THE INPUT below:

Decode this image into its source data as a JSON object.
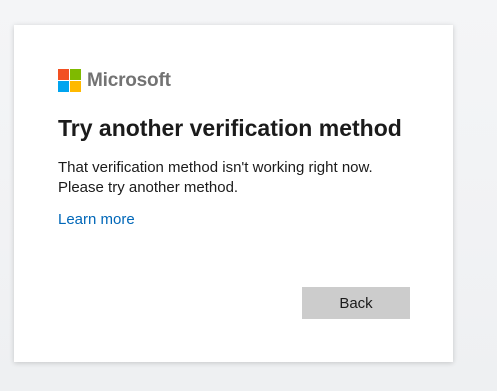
{
  "brand": {
    "name": "Microsoft",
    "logo_icon": "microsoft-four-squares-logo",
    "colors": [
      "#f25022",
      "#7fba00",
      "#00a4ef",
      "#ffb900"
    ]
  },
  "dialog": {
    "title": "Try another verification method",
    "message_line1": "That verification method isn't working right now.",
    "message_line2": "Please try another method.",
    "link_label": "Learn more",
    "back_button_label": "Back"
  },
  "colors": {
    "link": "#0067b8",
    "button_bg": "#cccccc",
    "text": "#1b1b1b",
    "brand_text": "#737373"
  }
}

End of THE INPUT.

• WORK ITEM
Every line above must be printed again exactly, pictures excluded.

• SOLVED PROBLEM
Decode this image into its source data as a JSON object.
{
  "brand": {
    "name": "Microsoft",
    "logo_icon": "microsoft-four-squares-logo",
    "colors": [
      "#f25022",
      "#7fba00",
      "#00a4ef",
      "#ffb900"
    ]
  },
  "dialog": {
    "title": "Try another verification method",
    "message_line1": "That verification method isn't working right now.",
    "message_line2": "Please try another method.",
    "link_label": "Learn more",
    "back_button_label": "Back"
  },
  "colors": {
    "link": "#0067b8",
    "button_bg": "#cccccc",
    "text": "#1b1b1b",
    "brand_text": "#737373"
  }
}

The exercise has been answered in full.